Jeff said sometimes supervisors give letters of recommendation. He also finds that colleges are impressed by the lists of employers that the students’ resumes have. When they go off to college, the students think a lot about their experience and that influences what fields of study they pursue. A lot of kids want to go into healthcare so Jeff is looking for more job opportunities in biotech and healthcare.
Jeff said one their graduates is now working at Deloitte, a big financial services firm, in Boston, who worked there when in high school. Some kids decide against a particular career after some experience at a particular kind of job and go into another field instead.
4th segment: A significant milestone for the school this year was the move from Cambridge to the former St. William’s school in Savin Hill in Dorchester. Jeff said it’s helped them to get closer to their kids physically. It’s also larger and more functional than the old school.
If a family wants to find out more is to visit the school. Every applicant spends a half-day at the school. Also visit the school’s website. If a corporate sponsor wants to learn more, go to the website, call the school 617-825-2580 and ask for the corporate study office, or get off Exit 15 on the Southeast Expressway right by the Savin Hill MBTA stop.
They need 20 new corporate sponsors per year over the next 5 years.

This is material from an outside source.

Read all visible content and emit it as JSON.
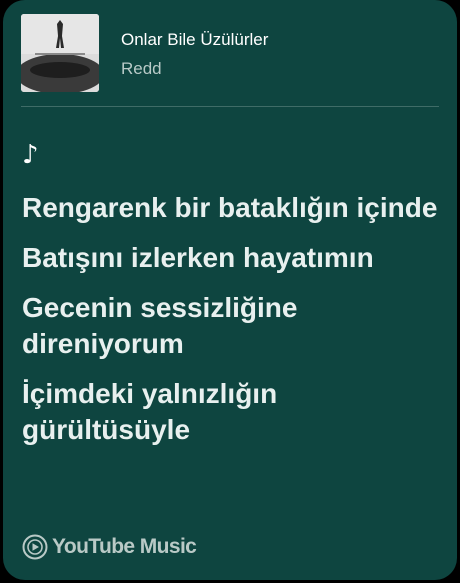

They want to place 100% of the students by the first of August.
Thirty percent of the operating costs of the school come from fundraising, about $900,000 per year. At the academic signing day each spring, the top 5 students announce where they’re going to college at a public event, a ceremony like athletic signing ceremonies. They raise money at that event, but they also accept donations all year long.
49 students are graduating later this week. Two are going into the US Marine Corps and the rest to 4-year colleges. Dr. Mary Grassa-O’Neill, the superintendent of schools in the Archdiocese of Boston, will speak about the commencement.
Jeff said they love to have people come visit and people who come find it welcoming and inspiring.